## [TASK BRIEF]
Among the lines below, how many have the string "JSON" in them? Only the number is wanted.

Items from an interface collection
==========
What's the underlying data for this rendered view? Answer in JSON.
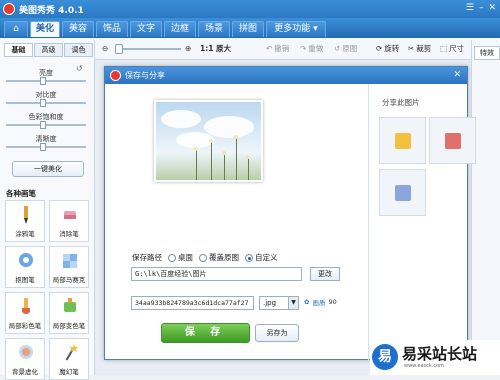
{
  "app": {
    "title": "美图秀秀 4.0.1"
  },
  "main_tabs": [
    {
      "label": "美化",
      "active": true
    },
    {
      "label": "美容"
    },
    {
      "label": "饰品"
    },
    {
      "label": "文字"
    },
    {
      "label": "边框"
    },
    {
      "label": "场景"
    },
    {
      "label": "拼图"
    },
    {
      "label": "更多功能 ▾"
    }
  ],
  "toolbar": {
    "ratio_label": "1:1 原大",
    "undo": "撤销",
    "redo": "重做",
    "restore": "原图",
    "rotate": "旋转",
    "crop": "裁剪",
    "size": "尺寸"
  },
  "left_panel": {
    "subtabs": [
      "基础",
      "高级",
      "调色"
    ],
    "adjustments": [
      "亮度",
      "对比度",
      "色彩饱和度",
      "清晰度"
    ],
    "one_click": "一键美化",
    "section_title": "各种画笔",
    "pens": [
      "涂鸦笔",
      "消除笔",
      "抠图笔",
      "局部马赛克",
      "局部彩色笔",
      "局部变色笔",
      "背景虚化",
      "魔幻笔"
    ]
  },
  "right_strip": {
    "tab": "特效"
  },
  "dialog": {
    "title": "保存与分享",
    "close": "✕",
    "save_path_label": "保存路径",
    "radio_options": [
      {
        "label": "桌面",
        "checked": false
      },
      {
        "label": "覆盖原图",
        "checked": false
      },
      {
        "label": "自定义",
        "checked": true
      }
    ],
    "path_value": "G:\\lk\\百度经验\\图片",
    "change_button": "更改",
    "filename_value": "34aa933b824789a3c6d1dca77af27",
    "format": ".jpg",
    "quality_label": "画质",
    "quality_value": "90",
    "save_button": "保 存",
    "save_as_button": "另存为",
    "share_title": "分享此图片",
    "share_colors": [
      "#f4c040",
      "#e0706a",
      "#8aa6da"
    ]
  },
  "watermark": {
    "logo": "易",
    "text": "易采站长站",
    "url": "www.easck.com"
  }
}
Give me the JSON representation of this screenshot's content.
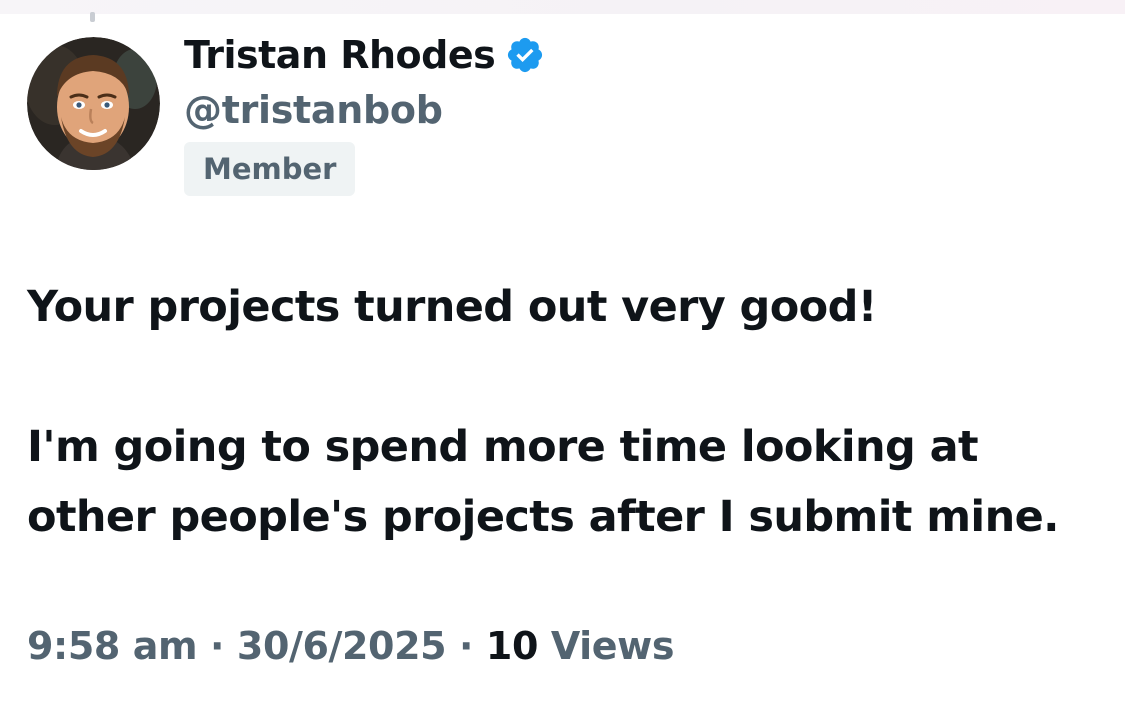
{
  "user": {
    "display_name": "Tristan Rhodes",
    "handle": "@tristanbob",
    "badge": "Member",
    "verified_icon": "verified-badge-icon",
    "verified_color": "#1d9bf0"
  },
  "tweet": {
    "lines": [
      "Your projects turned out very good!",
      "",
      "I'm going to spend more time looking at",
      "other people's projects after I submit mine."
    ]
  },
  "meta": {
    "time": "9:58 am",
    "separator": "·",
    "date": "30/6/2025",
    "views_count": "10",
    "views_label": "Views"
  },
  "colors": {
    "text_primary": "#0f1419",
    "text_secondary": "#536471",
    "badge_bg": "#eff3f4"
  }
}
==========
## [SOLUTION]
2